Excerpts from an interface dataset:
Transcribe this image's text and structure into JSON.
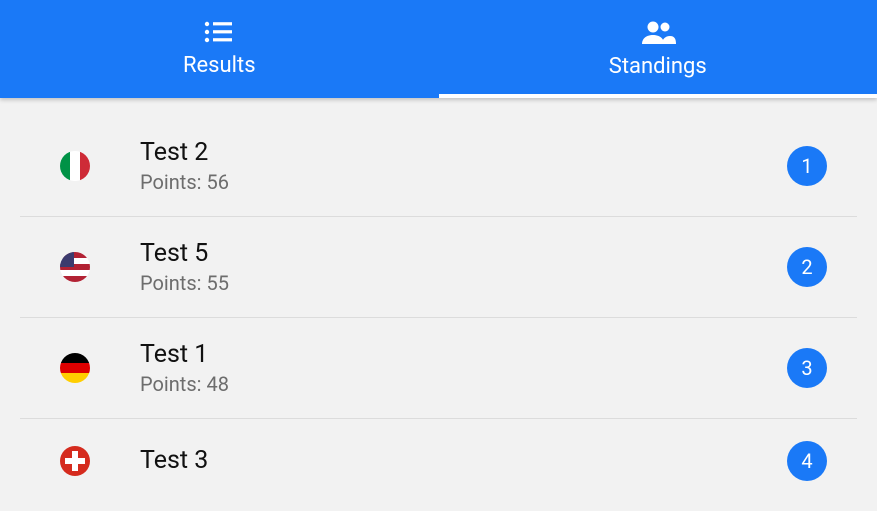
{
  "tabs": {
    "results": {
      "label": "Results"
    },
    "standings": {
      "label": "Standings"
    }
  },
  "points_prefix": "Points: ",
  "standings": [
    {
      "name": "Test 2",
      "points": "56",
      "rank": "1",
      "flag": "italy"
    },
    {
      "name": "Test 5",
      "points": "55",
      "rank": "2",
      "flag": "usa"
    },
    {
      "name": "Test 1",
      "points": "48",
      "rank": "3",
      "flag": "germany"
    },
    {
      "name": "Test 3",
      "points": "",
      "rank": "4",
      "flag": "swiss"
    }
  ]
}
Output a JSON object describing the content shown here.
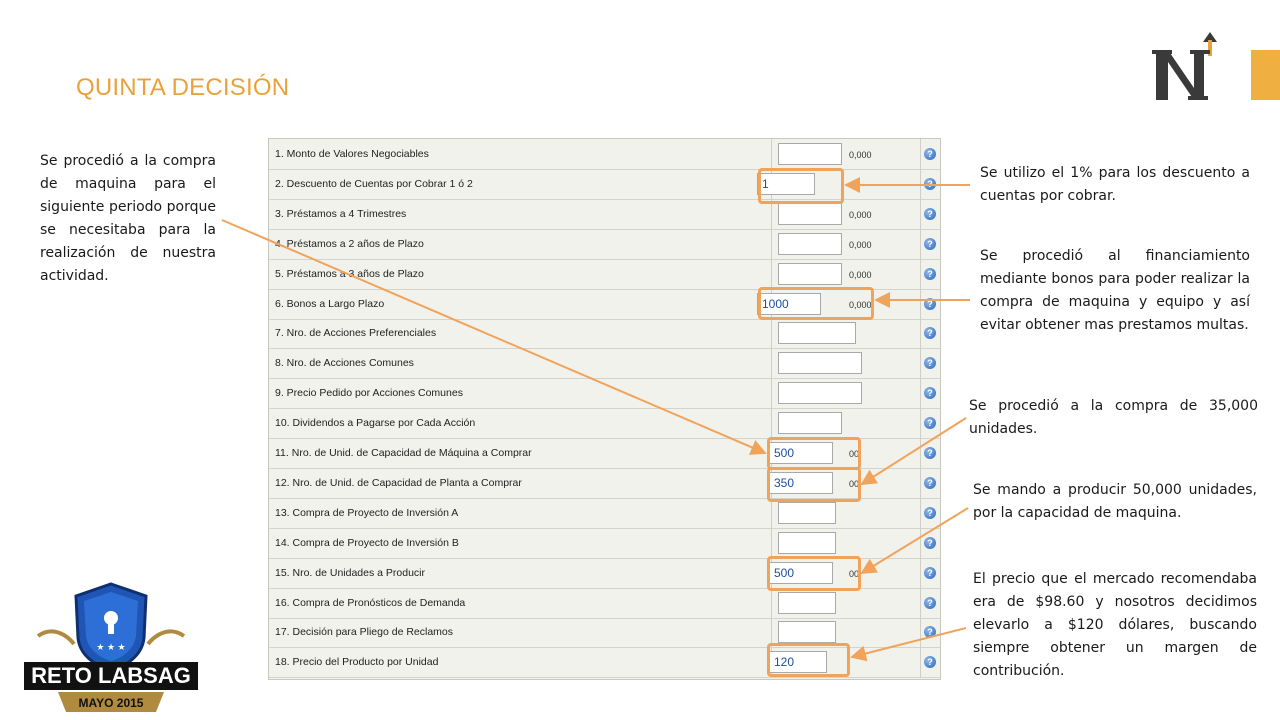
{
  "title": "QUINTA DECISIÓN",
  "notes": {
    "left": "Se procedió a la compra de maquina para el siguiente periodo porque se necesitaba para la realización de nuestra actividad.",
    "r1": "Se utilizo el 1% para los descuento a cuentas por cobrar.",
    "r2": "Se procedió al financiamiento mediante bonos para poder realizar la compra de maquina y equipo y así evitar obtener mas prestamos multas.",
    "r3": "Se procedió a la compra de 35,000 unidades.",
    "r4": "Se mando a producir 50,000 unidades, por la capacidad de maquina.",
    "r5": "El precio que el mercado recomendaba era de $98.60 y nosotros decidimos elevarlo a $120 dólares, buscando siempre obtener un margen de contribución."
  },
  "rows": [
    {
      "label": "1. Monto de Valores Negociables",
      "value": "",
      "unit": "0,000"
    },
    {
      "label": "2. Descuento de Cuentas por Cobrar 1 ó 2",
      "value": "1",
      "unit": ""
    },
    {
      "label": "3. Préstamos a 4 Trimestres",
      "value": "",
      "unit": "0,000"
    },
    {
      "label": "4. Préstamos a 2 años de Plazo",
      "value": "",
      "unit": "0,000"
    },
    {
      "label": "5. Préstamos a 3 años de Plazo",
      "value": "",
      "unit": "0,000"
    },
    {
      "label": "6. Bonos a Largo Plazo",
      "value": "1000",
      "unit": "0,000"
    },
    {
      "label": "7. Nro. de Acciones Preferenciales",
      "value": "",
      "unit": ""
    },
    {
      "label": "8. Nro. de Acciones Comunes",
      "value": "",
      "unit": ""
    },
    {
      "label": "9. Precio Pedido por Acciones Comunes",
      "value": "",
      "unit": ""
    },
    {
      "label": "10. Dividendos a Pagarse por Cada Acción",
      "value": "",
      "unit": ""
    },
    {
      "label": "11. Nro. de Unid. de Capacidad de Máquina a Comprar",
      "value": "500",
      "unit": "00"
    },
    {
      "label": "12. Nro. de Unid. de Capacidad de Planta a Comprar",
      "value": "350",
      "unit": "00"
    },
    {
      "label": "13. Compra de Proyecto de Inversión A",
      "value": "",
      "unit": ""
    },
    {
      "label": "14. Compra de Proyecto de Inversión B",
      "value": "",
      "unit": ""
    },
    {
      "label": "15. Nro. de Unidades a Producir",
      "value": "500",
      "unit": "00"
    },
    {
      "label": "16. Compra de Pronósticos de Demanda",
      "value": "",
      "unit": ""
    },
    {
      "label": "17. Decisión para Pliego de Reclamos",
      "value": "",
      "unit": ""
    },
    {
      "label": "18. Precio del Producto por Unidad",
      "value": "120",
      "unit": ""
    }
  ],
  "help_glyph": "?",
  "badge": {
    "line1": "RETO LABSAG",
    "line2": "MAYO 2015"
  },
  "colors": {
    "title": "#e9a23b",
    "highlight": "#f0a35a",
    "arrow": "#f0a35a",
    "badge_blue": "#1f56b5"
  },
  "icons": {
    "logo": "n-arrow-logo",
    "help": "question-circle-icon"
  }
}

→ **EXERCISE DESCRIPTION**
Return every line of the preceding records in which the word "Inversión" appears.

→ **WRITTEN RESPONSE**
      "label": "13. Compra de Proyecto de Inversión A",
      "label": "14. Compra de Proyecto de Inversión B",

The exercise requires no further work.